Drosera fragrans is a sundew in the section Arachnopus (indica complex) endemic to monsoonal Northern Territory and Western Australia. The species is named for its sweet odour, which is reminiscent of honeydew melon.
D. fragrans is a large plant with bright green foliage. A distinct petiole separates the glandular laminae from the main stem. Large red glands are produced at the undersides of the petioles, which may be responsible for the strong scent the plant emits. In Lowrie’s description, the species produces ‘T’ shaped appendages on the petioles but these structures are absent in the Darwin population. Lowrie also notes ‘bowling pin’ like appendages on the leaf axils, however I only observed them on the oldest specimens. It is likely that these represent budding side branches produced at maturity, some of which never unfurl. The flower of the plant is a stunning metallic cerise (cherry) in colouration.

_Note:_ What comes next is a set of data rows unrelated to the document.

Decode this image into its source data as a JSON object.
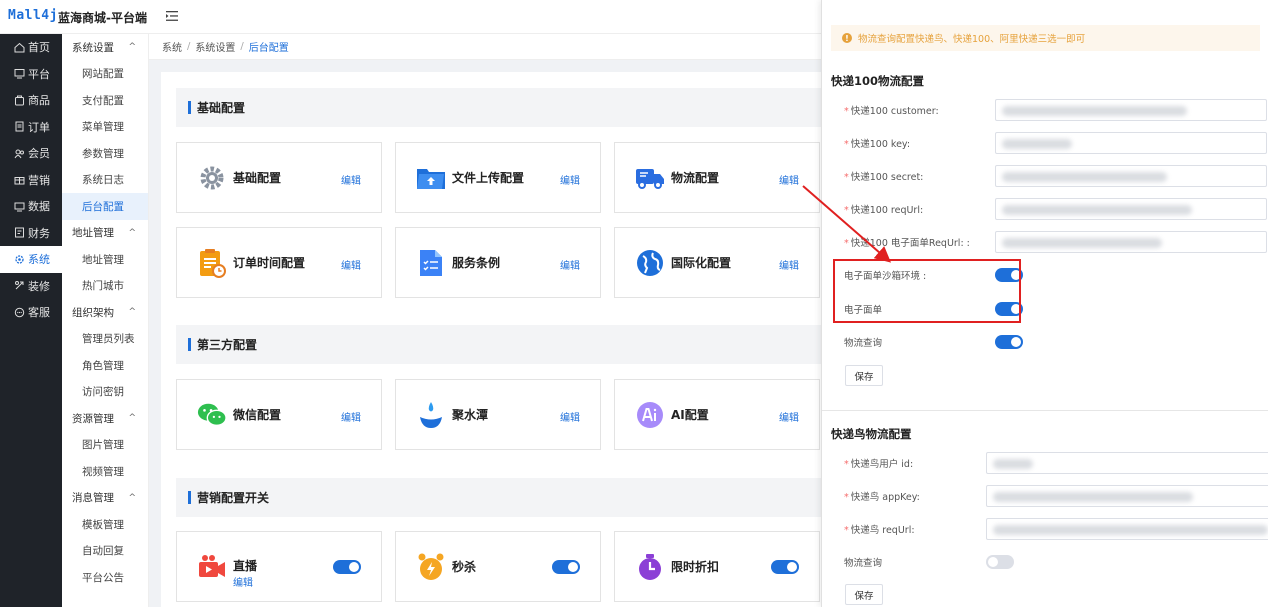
{
  "app": {
    "logo": "Mall4j",
    "title": "蓝海商城-平台端"
  },
  "nav": [
    {
      "label": "首页",
      "icon": "home-icon"
    },
    {
      "label": "平台",
      "icon": "monitor-icon"
    },
    {
      "label": "商品",
      "icon": "goods-icon"
    },
    {
      "label": "订单",
      "icon": "order-icon"
    },
    {
      "label": "会员",
      "icon": "member-icon"
    },
    {
      "label": "营销",
      "icon": "gift-icon"
    },
    {
      "label": "数据",
      "icon": "data-icon"
    },
    {
      "label": "财务",
      "icon": "finance-icon"
    },
    {
      "label": "系统",
      "icon": "gear-icon",
      "active": true
    },
    {
      "label": "装修",
      "icon": "decorate-icon"
    },
    {
      "label": "客服",
      "icon": "chat-icon"
    }
  ],
  "submenu": {
    "g1": "系统设置",
    "g1_items": [
      "网站配置",
      "支付配置",
      "菜单管理",
      "参数管理",
      "系统日志",
      "后台配置"
    ],
    "g2": "地址管理",
    "g2_items": [
      "地址管理",
      "热门城市"
    ],
    "g3": "组织架构",
    "g3_items": [
      "管理员列表",
      "角色管理",
      "访问密钥"
    ],
    "g4": "资源管理",
    "g4_items": [
      "图片管理",
      "视频管理"
    ],
    "g5": "消息管理",
    "g5_items": [
      "模板管理",
      "自动回复",
      "平台公告"
    ]
  },
  "breadcrumb": [
    "系统",
    "系统设置",
    "后台配置"
  ],
  "sections": {
    "basic": "基础配置",
    "third": "第三方配置",
    "marketing": "营销配置开关"
  },
  "cards": {
    "c1": "基础配置",
    "c2": "文件上传配置",
    "c3": "物流配置",
    "c4": "订单时间配置",
    "c5": "服务条例",
    "c6": "国际化配置",
    "c7": "微信配置",
    "c8": "聚水潭",
    "c9": "AI配置",
    "c10": "直播",
    "c11": "秒杀",
    "c12": "限时折扣",
    "edit": "编辑"
  },
  "toggles": {
    "live": true,
    "seckill": true,
    "discount": true
  },
  "drawer": {
    "alert": "物流查询配置快递鸟、快递100、阿里快递三选一即可",
    "kd100_title": "快递100物流配置",
    "kd100_fields": [
      "快递100 customer:",
      "快递100 key:",
      "快递100 secret:",
      "快递100 reqUrl:",
      "快递100 电子面单ReqUrl: :"
    ],
    "sandbox_label": "电子面单沙箱环境 :",
    "eorder_label": "电子面单",
    "query_label": "物流查询",
    "save": "保存",
    "kdn_title": "快递鸟物流配置",
    "kdn_fields": [
      "快递鸟用户 id:",
      "快递鸟 appKey:",
      "快递鸟 reqUrl:"
    ],
    "kdn_query_label": "物流查询",
    "switches": {
      "sandbox": true,
      "eorder": true,
      "kd100_query": true,
      "kdn_query": false
    }
  },
  "colors": {
    "brand": "#1e6fd9",
    "nav_bg": "#1f2329",
    "highlight": "#e02020",
    "warning": "#e6a23c"
  }
}
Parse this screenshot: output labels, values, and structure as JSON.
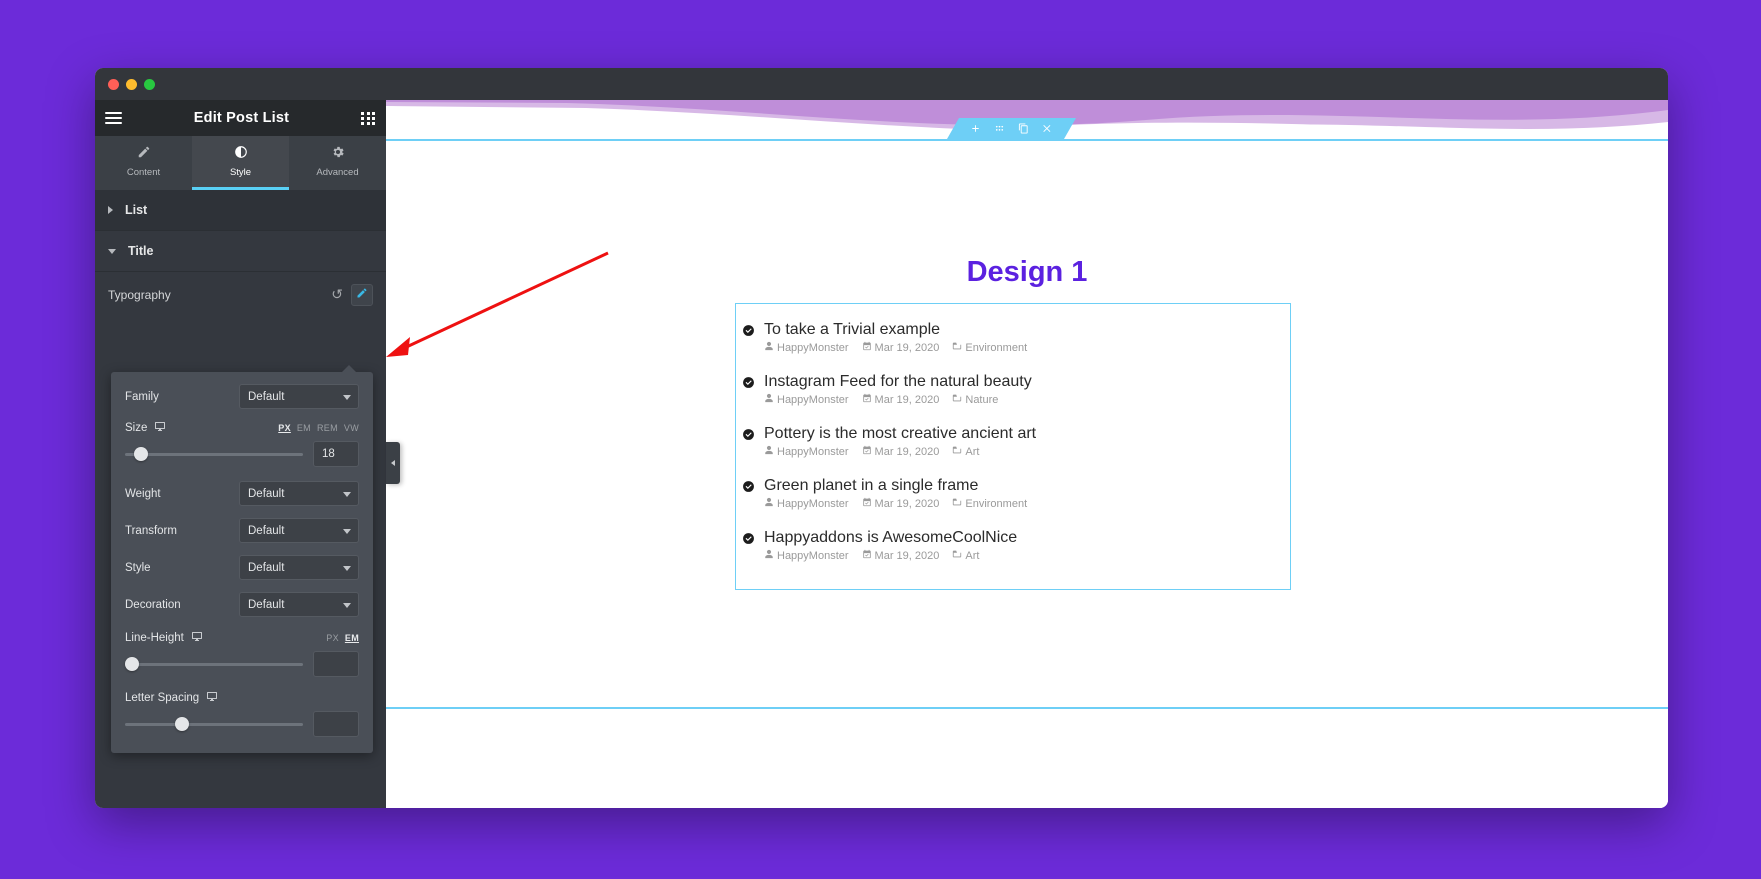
{
  "window": {
    "traffic_lights": [
      "close",
      "minimize",
      "maximize"
    ]
  },
  "panel": {
    "title": "Edit Post List",
    "menu_icon": "hamburger-icon",
    "apps_icon": "grid-icon",
    "tabs": [
      {
        "label": "Content",
        "icon": "pencil-icon",
        "active": false
      },
      {
        "label": "Style",
        "icon": "contrast-icon",
        "active": true
      },
      {
        "label": "Advanced",
        "icon": "gear-icon",
        "active": false
      }
    ],
    "sections": [
      {
        "label": "List",
        "expanded": false
      },
      {
        "label": "Title",
        "expanded": true
      }
    ],
    "typography": {
      "label": "Typography",
      "reset_icon": "reset-icon",
      "edit_icon": "pencil-icon",
      "controls": {
        "family": {
          "label": "Family",
          "value": "Default"
        },
        "size": {
          "label": "Size",
          "value": "18",
          "units": [
            "PX",
            "EM",
            "REM",
            "VW"
          ],
          "active_unit": "PX",
          "slider_percent": 10,
          "responsive_icon": "monitor-icon"
        },
        "weight": {
          "label": "Weight",
          "value": "Default"
        },
        "transform": {
          "label": "Transform",
          "value": "Default"
        },
        "style": {
          "label": "Style",
          "value": "Default"
        },
        "decoration": {
          "label": "Decoration",
          "value": "Default"
        },
        "line_height": {
          "label": "Line-Height",
          "value": "",
          "units": [
            "PX",
            "EM"
          ],
          "active_unit": "EM",
          "slider_percent": 1,
          "responsive_icon": "monitor-icon"
        },
        "letter_spacing": {
          "label": "Letter Spacing",
          "value": "",
          "slider_percent": 30,
          "responsive_icon": "monitor-icon"
        }
      }
    },
    "collapse_handle_icon": "chevron-left-icon"
  },
  "canvas": {
    "widget_toolbar": [
      {
        "icon": "plus-icon",
        "name": "add-widget"
      },
      {
        "icon": "drag-dots-icon",
        "name": "drag-widget"
      },
      {
        "icon": "duplicate-icon",
        "name": "duplicate-widget"
      },
      {
        "icon": "close-icon",
        "name": "delete-widget"
      }
    ],
    "design_title": "Design 1",
    "accent_color": "#5b21e0",
    "highlight_color": "#6ecff6",
    "posts": [
      {
        "title": "To take a Trivial example",
        "author": "HappyMonster",
        "date": "Mar 19, 2020",
        "category": "Environment"
      },
      {
        "title": "Instagram Feed for the natural beauty",
        "author": "HappyMonster",
        "date": "Mar 19, 2020",
        "category": "Nature"
      },
      {
        "title": "Pottery is the most creative ancient art",
        "author": "HappyMonster",
        "date": "Mar 19, 2020",
        "category": "Art"
      },
      {
        "title": "Green planet in a single frame",
        "author": "HappyMonster",
        "date": "Mar 19, 2020",
        "category": "Environment"
      },
      {
        "title": "Happyaddons is AwesomeCoolNice",
        "author": "HappyMonster",
        "date": "Mar 19, 2020",
        "category": "Art"
      }
    ],
    "annotation_arrow": {
      "color": "#ee1111",
      "points_to": "typography-edit-button"
    }
  }
}
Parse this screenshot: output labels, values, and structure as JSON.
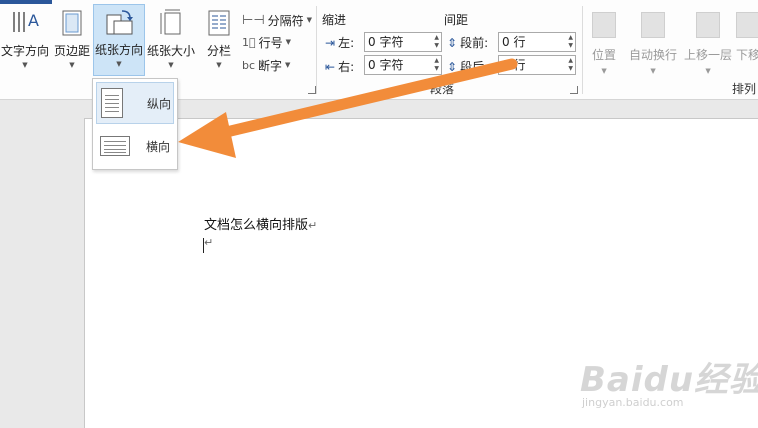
{
  "ribbon": {
    "buttons": {
      "text_direction": "文字方向",
      "margins": "页边距",
      "orientation": "纸张方向",
      "size": "纸张大小",
      "columns": "分栏"
    },
    "small": {
      "breaks": "分隔符",
      "line_numbers": "行号",
      "hyphenation": "断字"
    },
    "indent": {
      "header": "缩进",
      "left_label": "左:",
      "left_value": "0 字符",
      "right_label": "右:",
      "right_value": "0 字符"
    },
    "spacing": {
      "header": "间距",
      "before_label": "段前:",
      "before_value": "0 行",
      "after_label": "段后:",
      "after_value": "0 行"
    },
    "paragraph_group": "段落",
    "arrange": {
      "position": "位置",
      "wrap_text": "自动换行",
      "bring_forward": "上移一层",
      "send_backward": "下移",
      "group_label": "排列"
    }
  },
  "dropdown": {
    "portrait": "纵向",
    "landscape": "横向"
  },
  "document": {
    "line1": "文档怎么横向排版",
    "para_mark": "↵"
  },
  "watermark": {
    "logo": "Baidu经验",
    "url": "jingyan.baidu.com"
  },
  "colors": {
    "accent": "#2b579a",
    "arrow": "#f28c3a",
    "active_bg": "#cde4f7"
  }
}
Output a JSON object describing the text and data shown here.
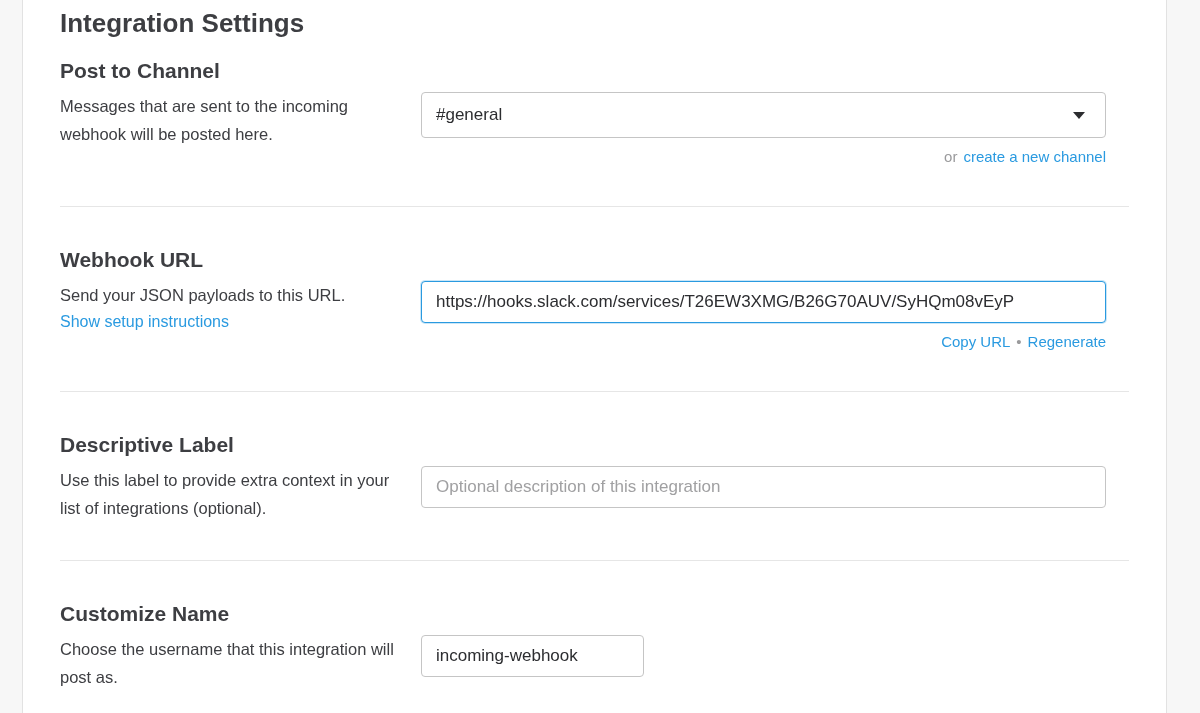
{
  "page_title": "Integration Settings",
  "sections": [
    {
      "title": "Post to Channel",
      "description": "Messages that are sent to the incoming webhook will be posted here.",
      "field": {
        "kind": "select",
        "value": "#general",
        "focused": false
      },
      "actions": [
        {
          "kind": "text",
          "text": "or"
        },
        {
          "kind": "link",
          "text": "create a new channel"
        }
      ]
    },
    {
      "title": "Webhook URL",
      "description": "Send your JSON payloads to this URL.",
      "link": "Show setup instructions",
      "field": {
        "kind": "text",
        "value": "https://hooks.slack.com/services/T26EW3XMG/B26G70AUV/SyHQm08vEyP",
        "focused": true
      },
      "actions": [
        {
          "kind": "link",
          "text": "Copy URL"
        },
        {
          "kind": "separator",
          "text": "•"
        },
        {
          "kind": "link",
          "text": "Regenerate"
        }
      ]
    },
    {
      "title": "Descriptive Label",
      "description": "Use this label to provide extra context in your list of integrations (optional).",
      "field": {
        "kind": "text",
        "placeholder": "Optional description of this integration",
        "focused": false
      }
    },
    {
      "title": "Customize Name",
      "description": "Choose the username that this integration will post as.",
      "field": {
        "kind": "short",
        "value": "incoming-webhook",
        "focused": false
      }
    }
  ]
}
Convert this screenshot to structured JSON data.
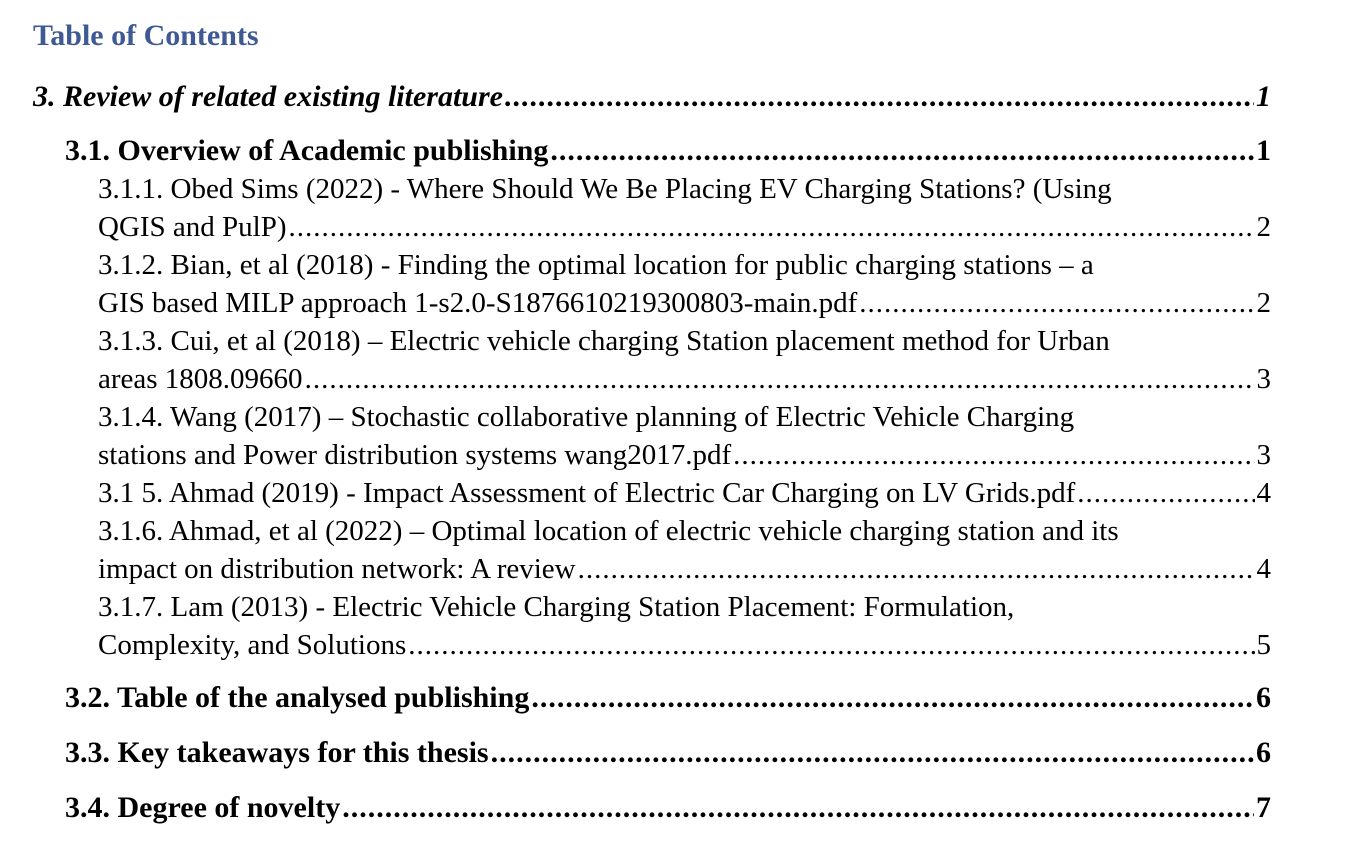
{
  "heading": "Table of Contents",
  "entries": [
    {
      "level": 1,
      "text": "3. Review of related existing literature",
      "page": "1"
    },
    {
      "level": 2,
      "text": "3.1. Overview of Academic publishing",
      "page": "1"
    },
    {
      "level": 3,
      "first": "3.1.1. Obed Sims (2022) - Where Should We Be Placing EV Charging Stations? (Using",
      "text": "QGIS and PulP)",
      "page": "2"
    },
    {
      "level": 3,
      "first": "3.1.2. Bian, et al (2018) - Finding the optimal location for public charging stations – a",
      "text": "GIS based MILP approach 1-s2.0-S1876610219300803-main.pdf",
      "page": "2"
    },
    {
      "level": 3,
      "first": "3.1.3. Cui, et al (2018) – Electric vehicle charging Station placement method for Urban",
      "text": "areas 1808.09660",
      "page": "3"
    },
    {
      "level": 3,
      "first": "3.1.4. Wang (2017) – Stochastic collaborative planning of Electric Vehicle Charging",
      "text": "stations and Power distribution systems wang2017.pdf",
      "page": "3"
    },
    {
      "level": 3,
      "text": "3.1 5. Ahmad (2019) - Impact Assessment of Electric Car Charging on LV Grids.pdf",
      "page": "4"
    },
    {
      "level": 3,
      "first": "3.1.6. Ahmad, et al (2022) – Optimal location of electric vehicle charging station and its",
      "text": "impact on distribution network: A review",
      "page": "4"
    },
    {
      "level": 3,
      "first": "3.1.7. Lam (2013) - Electric Vehicle Charging Station Placement: Formulation,",
      "text": "Complexity, and Solutions",
      "page": "5"
    },
    {
      "level": 2,
      "text": "3.2. Table of the analysed publishing",
      "page": "6"
    },
    {
      "level": 2,
      "text": "3.3. Key takeaways for this thesis",
      "page": "6"
    },
    {
      "level": 2,
      "text": "3.4. Degree of novelty",
      "page": "7"
    }
  ]
}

Drosera fragrans grows in seasonally inundated grasslands, typically in sandy substrates. Amongst the indica complex sundews, Drosera fragrans is identified easily by its large cerise blooms (D. glabriscapa also has similar blooms but is much smaller. The flowerscapes of that species are also glabrous). Outside of flowering, it can be distinguished by its distinct petiole (D. nana and D. aquatica don’t have a noticable petiole) and lack of yellow indumenta on its stem (D. fragrans has yellow mushroom like indumenta on its stems).